Saturday 30 May 2020 | 06:38 | SYDNEY
Saturday 30 May 2020 | 06:38 | SYDNEY

A useless feud with Singapore?


Rory Medcalf


8 December 2009 15:11

With real challenges like climate change, China's rise, nuclear proliferation and the fraying of Pakistan dominating Australia's horizons, you would think that the last thing we need is a prolonged diplomatic fight with a largely likeminded country.

Yet, from the tenor of Peter Hartcher's column in today's Sydney Morning Herald, concerning the recent Australian-hosted conference on a prospective Asia-Pacific 'community', a feud with Singapore is brewing.

It's all about membership of a club: who should be in and who should be out of an idealised future summit to discuss regional challenges. Singapore wants to ensure that the Association of Southeast Asian Nations (ASEAN) — of which it is a key member — remains at the core of any future process. Australia seems to have a more open mind. Not, you would have thought, the stuff of which grand diplomatic drama is made.

According to Hartcher's story, Singaporean representatives allegedly tried to embarrass Australian Prime Minister Rudd on a recent visit, by springing an instant electronic audience poll when he addressed a business leaders' event on the regional community idea. If true, it was an underhand sort of stunt, and one can imagine the outrage were Australia ever to try something so undergraduate on a visiting regional leader. 

Then, last weekend, Singaporean participants at the Sydney meeting were reportedly riled by suggestions that there was now something approaching consensus to set up a so-called eminent persons group to carry forward the conversation, a proposal made by a South Korean elder statesman. 

Step back for a moment from the immediate subject of the spat — namely, the ideal membership of a regional summit — and think about the big picture. Australia and Singapore have largely congruent strategic interests.  Both benefit from inclusive regional structures, the freest trade possible, cooperation against transnational threats such as terrorism, secure sealanes and the effectiveness of energy markets. 

Both want to keep the US militarily committed to Asia. Both benefit economically from China's rise but neither wants Beijing to be destabilisingly dominant. Both want India and Japan more engaged in regional security, maritime and otherwise.

The current differences over 'ASEAN centrality' could have been minimized. They still could be, if both capitals are prepared to pause, and not back into narrow corners of non-negotiation.

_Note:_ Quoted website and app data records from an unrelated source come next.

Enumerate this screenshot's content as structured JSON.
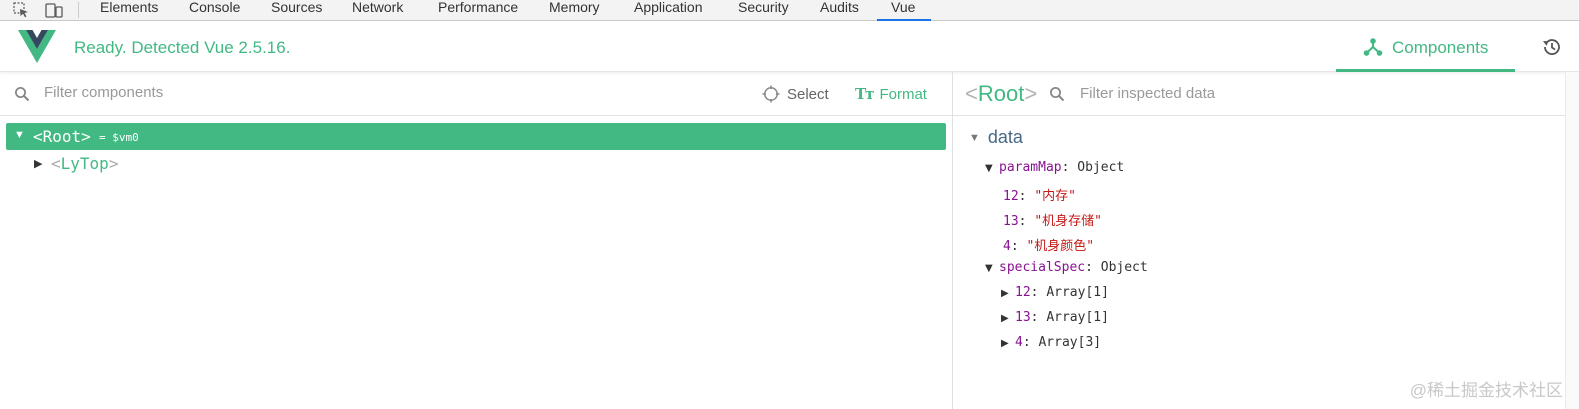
{
  "devtools": {
    "tabs": [
      "Elements",
      "Console",
      "Sources",
      "Network",
      "Performance",
      "Memory",
      "Application",
      "Security",
      "Audits",
      "Vue"
    ],
    "active_tab": "Vue"
  },
  "header": {
    "status": "Ready. Detected Vue 2.5.16.",
    "components_label": "Components"
  },
  "left": {
    "filter_placeholder": "Filter components",
    "select_label": "Select",
    "format_label": "Format",
    "format_icon": "Tт",
    "tree": {
      "root": {
        "arrow": "▼",
        "open": "<",
        "name": "Root",
        "close": ">",
        "vm": "= $vm0"
      },
      "child": {
        "arrow": "▶",
        "open": "<",
        "name": "LyTop",
        "close": ">"
      }
    }
  },
  "right": {
    "inspected": {
      "open": "<",
      "name": "Root",
      "close": ">"
    },
    "filter_placeholder": "Filter inspected data",
    "section": "data",
    "section_arrow": "▼",
    "props": [
      {
        "arrow": "▼",
        "key": "paramMap",
        "sep": ": ",
        "value": "Object",
        "value_type": "plain"
      },
      {
        "arrow": "",
        "key": "12",
        "sep": ": ",
        "value": "\"内存\"",
        "value_type": "string"
      },
      {
        "arrow": "",
        "key": "13",
        "sep": ": ",
        "value": "\"机身存储\"",
        "value_type": "string"
      },
      {
        "arrow": "",
        "key": "4",
        "sep": ": ",
        "value": "\"机身颜色\"",
        "value_type": "string"
      },
      {
        "arrow": "▼",
        "key": "specialSpec",
        "sep": ": ",
        "value": "Object",
        "value_type": "plain"
      },
      {
        "arrow": "▶",
        "key": "12",
        "sep": ": ",
        "value": "Array[1]",
        "value_type": "plain"
      },
      {
        "arrow": "▶",
        "key": "13",
        "sep": ": ",
        "value": "Array[1]",
        "value_type": "plain"
      },
      {
        "arrow": "▶",
        "key": "4",
        "sep": ": ",
        "value": "Array[3]",
        "value_type": "plain"
      }
    ]
  },
  "watermark": "@稀土掘金技术社区",
  "colors": {
    "accent": "#42b983",
    "key": "#881391",
    "string": "#c41a16",
    "section": "#486887"
  }
}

After all, Canberra now recognises that there's little appetite for a whole new regional organisation, so its best bet will be to tinker with the existing architecture, such as the East Asia Summit (EAS). The EAS grew out of ASEAN, and not only is Singapore comfortably a member but it helped support Australia's admission, despite Chinese resistance.

Both Australia and Singapore have an interest in making the EAS more effective, reducing the grip of the ASEAN consensus rule on its proceedings, bringing in the US, and crafting a more flexible chairing arrangement in which, for instance, the chair alternates annually between an ASEAN and a non-ASEAN member, or is shared each year by one of each, as in ASEAN Regional Forum working groups.

Even if Canberra also ends up encouraging some sort of regional concert of powers, an improved EAS is worth pursuing in parallel.

Canberra and Singapore should also think twice about the real nature of the Lion City's professed devotion to ASEAN. Singapore protests too much in its defence of ASEAN. Its love of that grouping is strictly limited. It is also keen to engage external powers like the US, India and even Australia. Its military ties with each of these countries — in other words, its real strategic trust — are far deeper than with its ASEAN neighbours.

What now? If Singapore really is planning to make a fuss about the way the regionalism debate is developing, Australia would be well advised to put on its best Asian smile, downplay differences, and quietly get on the job of advancing its own — and common — interests. An undiplomatic public tussle with Singapore would be a mutually painful enterprise and a needless diversion of finite foreign policy attention and resources.

Photo by Flickr user tuis, used under a Creative Commons license.